— Task item —
Print out the full listing exactly as it reads.

BEGIN Excerpted data

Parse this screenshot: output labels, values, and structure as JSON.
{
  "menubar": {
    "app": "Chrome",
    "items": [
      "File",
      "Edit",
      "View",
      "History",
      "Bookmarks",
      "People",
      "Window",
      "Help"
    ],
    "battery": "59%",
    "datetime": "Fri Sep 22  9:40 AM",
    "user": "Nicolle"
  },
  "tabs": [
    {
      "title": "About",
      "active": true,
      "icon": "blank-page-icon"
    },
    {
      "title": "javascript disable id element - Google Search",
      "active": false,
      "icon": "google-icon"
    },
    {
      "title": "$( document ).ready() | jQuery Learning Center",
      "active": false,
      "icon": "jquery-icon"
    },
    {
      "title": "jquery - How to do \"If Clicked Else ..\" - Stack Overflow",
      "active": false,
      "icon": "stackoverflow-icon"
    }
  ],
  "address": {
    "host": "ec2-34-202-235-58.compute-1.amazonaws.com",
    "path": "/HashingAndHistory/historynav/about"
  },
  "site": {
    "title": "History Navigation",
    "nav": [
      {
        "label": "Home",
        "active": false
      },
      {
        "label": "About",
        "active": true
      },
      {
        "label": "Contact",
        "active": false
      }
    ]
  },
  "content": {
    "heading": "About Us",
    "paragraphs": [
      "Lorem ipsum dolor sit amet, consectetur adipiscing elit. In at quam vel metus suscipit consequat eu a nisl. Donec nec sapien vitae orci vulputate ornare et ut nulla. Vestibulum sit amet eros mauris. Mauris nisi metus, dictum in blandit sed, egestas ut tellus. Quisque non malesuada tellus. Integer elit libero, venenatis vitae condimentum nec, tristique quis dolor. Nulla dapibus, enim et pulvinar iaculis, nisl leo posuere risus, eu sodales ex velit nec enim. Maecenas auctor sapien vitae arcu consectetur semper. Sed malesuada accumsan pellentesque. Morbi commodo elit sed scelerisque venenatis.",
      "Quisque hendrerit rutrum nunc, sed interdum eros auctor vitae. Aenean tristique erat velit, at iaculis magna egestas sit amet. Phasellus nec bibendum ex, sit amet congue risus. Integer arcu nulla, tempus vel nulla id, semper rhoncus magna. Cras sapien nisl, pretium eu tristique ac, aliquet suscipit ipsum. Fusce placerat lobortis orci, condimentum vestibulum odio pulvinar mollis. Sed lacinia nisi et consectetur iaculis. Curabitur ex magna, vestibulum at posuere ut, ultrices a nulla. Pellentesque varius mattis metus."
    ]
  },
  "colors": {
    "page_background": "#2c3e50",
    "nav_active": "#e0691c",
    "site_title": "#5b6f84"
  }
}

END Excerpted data

— Answer below —
Parse this screenshot: output labels, values, and structure as JSON.
{
  "menubar": {
    "app": "Chrome",
    "items": [
      "File",
      "Edit",
      "View",
      "History",
      "Bookmarks",
      "People",
      "Window",
      "Help"
    ],
    "battery": "59%",
    "datetime": "Fri Sep 22  9:40 AM",
    "user": "Nicolle"
  },
  "tabs": [
    {
      "title": "About",
      "active": true,
      "icon": "blank-page-icon"
    },
    {
      "title": "javascript disable id element - Google Search",
      "active": false,
      "icon": "google-icon"
    },
    {
      "title": "$( document ).ready() | jQuery Learning Center",
      "active": false,
      "icon": "jquery-icon"
    },
    {
      "title": "jquery - How to do \"If Clicked Else ..\" - Stack Overflow",
      "active": false,
      "icon": "stackoverflow-icon"
    }
  ],
  "address": {
    "host": "ec2-34-202-235-58.compute-1.amazonaws.com",
    "path": "/HashingAndHistory/historynav/about"
  },
  "site": {
    "title": "History Navigation",
    "nav": [
      {
        "label": "Home",
        "active": false
      },
      {
        "label": "About",
        "active": true
      },
      {
        "label": "Contact",
        "active": false
      }
    ]
  },
  "content": {
    "heading": "About Us",
    "paragraphs": [
      "Lorem ipsum dolor sit amet, consectetur adipiscing elit. In at quam vel metus suscipit consequat eu a nisl. Donec nec sapien vitae orci vulputate ornare et ut nulla. Vestibulum sit amet eros mauris. Mauris nisi metus, dictum in blandit sed, egestas ut tellus. Quisque non malesuada tellus. Integer elit libero, venenatis vitae condimentum nec, tristique quis dolor. Nulla dapibus, enim et pulvinar iaculis, nisl leo posuere risus, eu sodales ex velit nec enim. Maecenas auctor sapien vitae arcu consectetur semper. Sed malesuada accumsan pellentesque. Morbi commodo elit sed scelerisque venenatis.",
      "Quisque hendrerit rutrum nunc, sed interdum eros auctor vitae. Aenean tristique erat velit, at iaculis magna egestas sit amet. Phasellus nec bibendum ex, sit amet congue risus. Integer arcu nulla, tempus vel nulla id, semper rhoncus magna. Cras sapien nisl, pretium eu tristique ac, aliquet suscipit ipsum. Fusce placerat lobortis orci, condimentum vestibulum odio pulvinar mollis. Sed lacinia nisi et consectetur iaculis. Curabitur ex magna, vestibulum at posuere ut, ultrices a nulla. Pellentesque varius mattis metus."
    ]
  },
  "colors": {
    "page_background": "#2c3e50",
    "nav_active": "#e0691c",
    "site_title": "#5b6f84"
  }
}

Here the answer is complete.